Wood and pigment; 68 1/4 x 7 x 4 13/16 inches (173.4 x 17.8 x 12.2 cm)
Palmer Museum of Art
Purchased from Allen and Barbara Davis
These tall masks are the most iconic mask of the Mossi people of Burkina Faso. But it must be remembered that they are not the only mask style of the Mossi, and that each style is reflective of the history of that area. The clans who are descendants of the sixteenth-century invaders are known as the nakomsé (people of power) and continue to exert political control. They make figurative sculpture whose uses are related to the authority to rule. The farmers, descendants of the original inhabitants, are known as the nyonyosé. Unlike the rulers, they make and use masks for themselves. The style of this mask is only found in northwestern part of Burkina Faso and is usually called the Yatenga style after the oldest kingdom of the Mossi, which was also located there (Roy 1987; Roy 2015).
These Yatenga-type masks are surmounted by a tall plank-like superstructure over an oval or round facial area, with a triangle (representing an antelope head) and straight horns (one is broken off of this example) in front of the plank. The nyonyosé farmers who made these masks were originally part of a larger group of people, some of whom fled to the Bandiagara escarpment to the north (in what is now Mali) for refuge from the invading horsemen. These latter people, known as the Dogon, still make a mask (called sirige; Visona, Poynor, and Cole. 2008, 141) very similar to the Yatenga Mossi ones. Both peoples’ masks have concave faces and triangular eyes bisected by a vertical ridge. The Dogon masks, however, have a rectangular face, while the Mossi Yatenga–style masks have an oval face. These differences in style are probably the result of their five hundred years of separation (Roy 2015, 34).
As is the case with all of the different styles of Mossi masks, the Yatenga-style ones’ primary function is their use at funerals. (In the past masks also protected wild fruit trees harvested by the public during periods of drought between planting and first fruits [Roy 1987, 147].) The masks are owned by families and clans, and there are no secret mask societies among the Mossi.

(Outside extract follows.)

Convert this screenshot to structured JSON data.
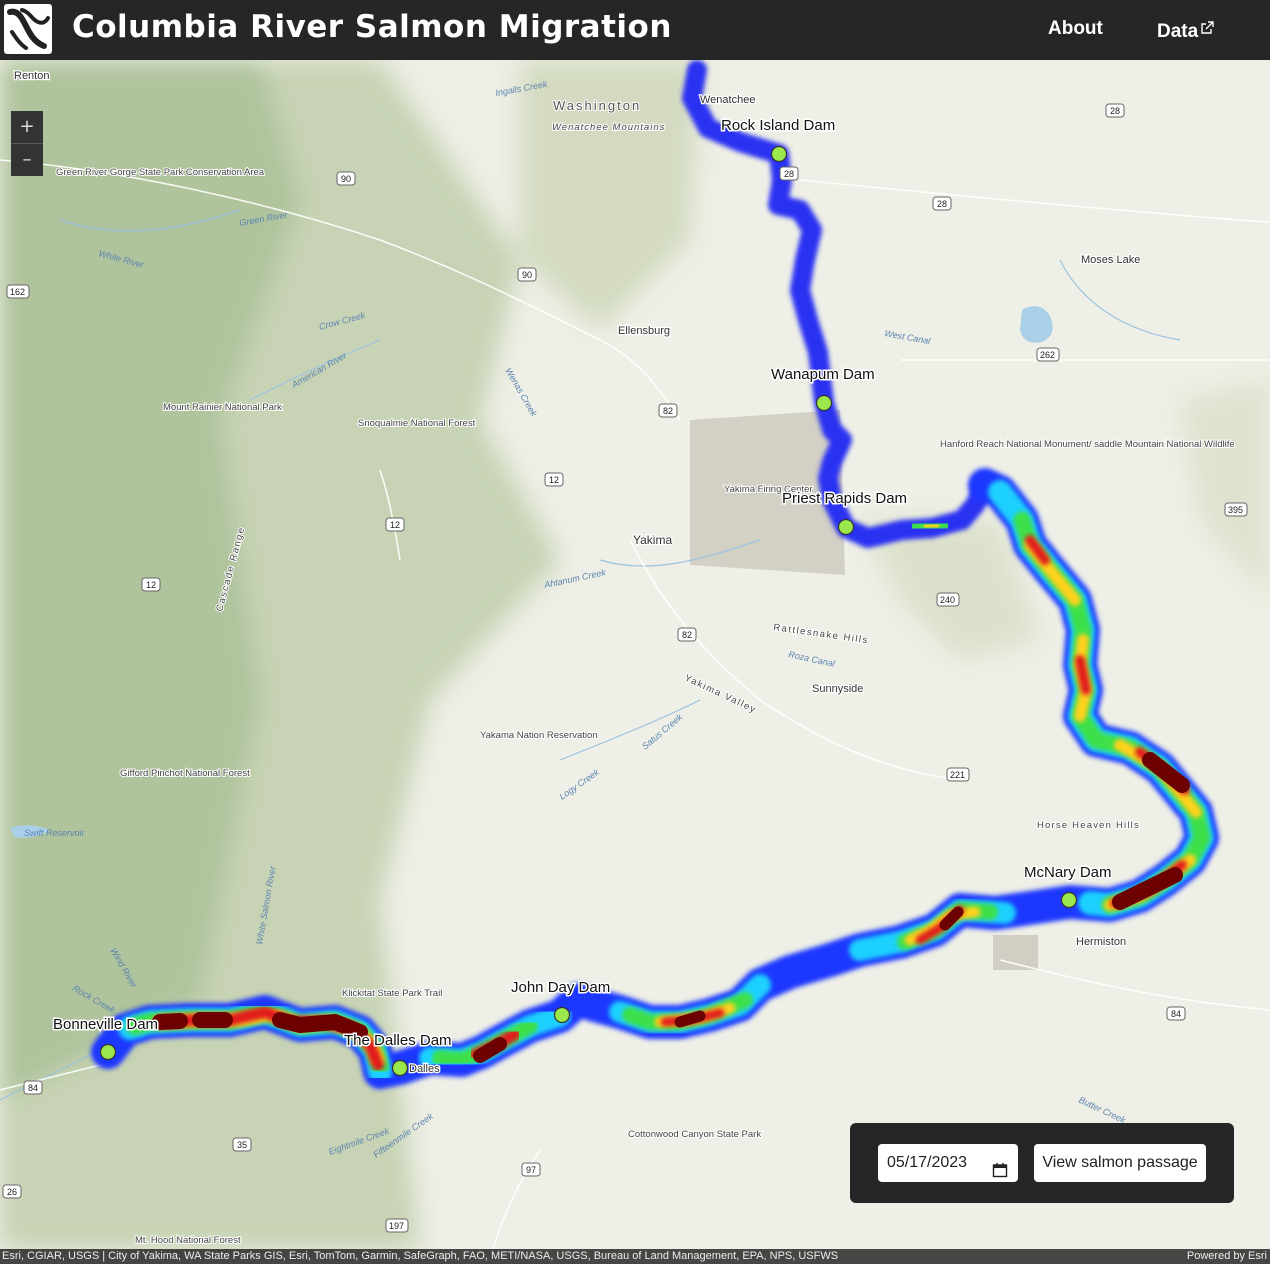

Consequently, old and young, male and female may all attend mask performances at funerals. The masks appear at the burials of both male and female elders to ensure proper burial procedures, but do not dance. It is weeks or months later, at the funeral (or memorial ceremonies) for the deceased, that the masks perform. “An elaborate memorial service must be held to honor the deceased so that its spirit will watch over and protect his family. . . . here the emphasis is on the celebration of the spirit, which is finally free to join the ancestors” (Roy 2015, 43). The symbolism of the masks “represent[s] the ‘path of the ancestors’ the yaaba soore in Mooré. This is both the path that the ancestors followed as they descended from the celestial to the terrestrial realm at the creation, and the path that all Bwa, Dogon, Mossi, and Nuna must follow if they are to be successful and receive the blessings of God” (Roy and Wheelock 2007, 51).
Roy, Christopher D. 1987. Art of the Upper Volta Rivers. Meudon, France: Alain et Françoise Chaffin.
———. 2015. Mossi: Diversity in the Art of a West African People. Milan: 5 Continents Editions.
Roy, Christopher D., and Thomas G. B. Wheelock. 2007. Land of the Flying Masks: Art and Culture in Burkina Faso; The Thomas G. B. Wheelock Collection. Munich: Prestel.
Visona, Monica Blackmun, Robin Poynor, and Herbert M. Cole. 2008. A History of Art in Africa. 2nd ed. Upper Saddle River, NJ: Pearson Prentice Hall.